App and web page records

-- Opening Marker --

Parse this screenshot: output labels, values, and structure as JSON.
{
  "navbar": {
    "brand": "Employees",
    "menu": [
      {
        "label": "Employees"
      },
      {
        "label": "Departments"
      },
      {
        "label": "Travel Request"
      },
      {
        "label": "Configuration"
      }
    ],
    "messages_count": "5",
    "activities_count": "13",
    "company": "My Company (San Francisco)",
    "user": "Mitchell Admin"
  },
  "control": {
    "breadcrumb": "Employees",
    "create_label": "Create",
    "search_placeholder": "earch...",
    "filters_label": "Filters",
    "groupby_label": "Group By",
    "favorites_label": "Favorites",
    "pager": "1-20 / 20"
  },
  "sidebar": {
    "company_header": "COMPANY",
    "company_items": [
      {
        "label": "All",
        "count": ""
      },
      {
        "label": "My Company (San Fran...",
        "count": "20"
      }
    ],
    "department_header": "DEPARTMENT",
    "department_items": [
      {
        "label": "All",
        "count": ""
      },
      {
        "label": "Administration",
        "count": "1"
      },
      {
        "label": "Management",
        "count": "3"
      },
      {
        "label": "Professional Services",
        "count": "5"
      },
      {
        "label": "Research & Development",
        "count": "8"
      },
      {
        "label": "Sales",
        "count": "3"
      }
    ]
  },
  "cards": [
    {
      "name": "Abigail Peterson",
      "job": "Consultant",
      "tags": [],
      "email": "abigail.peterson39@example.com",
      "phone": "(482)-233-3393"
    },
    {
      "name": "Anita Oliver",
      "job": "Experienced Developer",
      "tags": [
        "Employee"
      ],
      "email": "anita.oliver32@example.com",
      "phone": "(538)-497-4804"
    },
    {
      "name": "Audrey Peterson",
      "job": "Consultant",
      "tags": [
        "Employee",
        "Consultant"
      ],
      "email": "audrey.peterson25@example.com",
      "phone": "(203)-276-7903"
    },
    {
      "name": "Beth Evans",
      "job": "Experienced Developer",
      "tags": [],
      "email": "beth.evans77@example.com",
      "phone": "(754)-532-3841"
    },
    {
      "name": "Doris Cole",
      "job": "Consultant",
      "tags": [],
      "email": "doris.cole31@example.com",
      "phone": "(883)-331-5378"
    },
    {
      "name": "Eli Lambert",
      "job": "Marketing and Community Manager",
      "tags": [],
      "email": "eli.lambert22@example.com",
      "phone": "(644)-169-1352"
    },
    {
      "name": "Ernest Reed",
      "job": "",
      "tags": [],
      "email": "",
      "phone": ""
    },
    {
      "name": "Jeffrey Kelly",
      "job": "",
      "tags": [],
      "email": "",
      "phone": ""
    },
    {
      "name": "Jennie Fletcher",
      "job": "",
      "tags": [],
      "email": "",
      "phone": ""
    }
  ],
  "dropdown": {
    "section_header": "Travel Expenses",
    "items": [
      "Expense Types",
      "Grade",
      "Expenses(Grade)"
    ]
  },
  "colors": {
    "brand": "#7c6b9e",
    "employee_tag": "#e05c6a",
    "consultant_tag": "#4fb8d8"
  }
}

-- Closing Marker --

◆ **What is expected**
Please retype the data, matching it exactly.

◆ **Response**
Parse this screenshot: output labels, values, and structure as JSON.
{
  "navbar": {
    "brand": "Employees",
    "menu": [
      {
        "label": "Employees"
      },
      {
        "label": "Departments"
      },
      {
        "label": "Travel Request"
      },
      {
        "label": "Configuration"
      }
    ],
    "messages_count": "5",
    "activities_count": "13",
    "company": "My Company (San Francisco)",
    "user": "Mitchell Admin"
  },
  "control": {
    "breadcrumb": "Employees",
    "create_label": "Create",
    "search_placeholder": "earch...",
    "filters_label": "Filters",
    "groupby_label": "Group By",
    "favorites_label": "Favorites",
    "pager": "1-20 / 20"
  },
  "sidebar": {
    "company_header": "COMPANY",
    "company_items": [
      {
        "label": "All",
        "count": ""
      },
      {
        "label": "My Company (San Fran...",
        "count": "20"
      }
    ],
    "department_header": "DEPARTMENT",
    "department_items": [
      {
        "label": "All",
        "count": ""
      },
      {
        "label": "Administration",
        "count": "1"
      },
      {
        "label": "Management",
        "count": "3"
      },
      {
        "label": "Professional Services",
        "count": "5"
      },
      {
        "label": "Research & Development",
        "count": "8"
      },
      {
        "label": "Sales",
        "count": "3"
      }
    ]
  },
  "cards": [
    {
      "name": "Abigail Peterson",
      "job": "Consultant",
      "tags": [],
      "email": "abigail.peterson39@example.com",
      "phone": "(482)-233-3393"
    },
    {
      "name": "Anita Oliver",
      "job": "Experienced Developer",
      "tags": [
        "Employee"
      ],
      "email": "anita.oliver32@example.com",
      "phone": "(538)-497-4804"
    },
    {
      "name": "Audrey Peterson",
      "job": "Consultant",
      "tags": [
        "Employee",
        "Consultant"
      ],
      "email": "audrey.peterson25@example.com",
      "phone": "(203)-276-7903"
    },
    {
      "name": "Beth Evans",
      "job": "Experienced Developer",
      "tags": [],
      "email": "beth.evans77@example.com",
      "phone": "(754)-532-3841"
    },
    {
      "name": "Doris Cole",
      "job": "Consultant",
      "tags": [],
      "email": "doris.cole31@example.com",
      "phone": "(883)-331-5378"
    },
    {
      "name": "Eli Lambert",
      "job": "Marketing and Community Manager",
      "tags": [],
      "email": "eli.lambert22@example.com",
      "phone": "(644)-169-1352"
    },
    {
      "name": "Ernest Reed",
      "job": "",
      "tags": [],
      "email": "",
      "phone": ""
    },
    {
      "name": "Jeffrey Kelly",
      "job": "",
      "tags": [],
      "email": "",
      "phone": ""
    },
    {
      "name": "Jennie Fletcher",
      "job": "",
      "tags": [],
      "email": "",
      "phone": ""
    }
  ],
  "dropdown": {
    "section_header": "Travel Expenses",
    "items": [
      "Expense Types",
      "Grade",
      "Expenses(Grade)"
    ]
  },
  "colors": {
    "brand": "#7c6b9e",
    "employee_tag": "#e05c6a",
    "consultant_tag": "#4fb8d8"
  }
}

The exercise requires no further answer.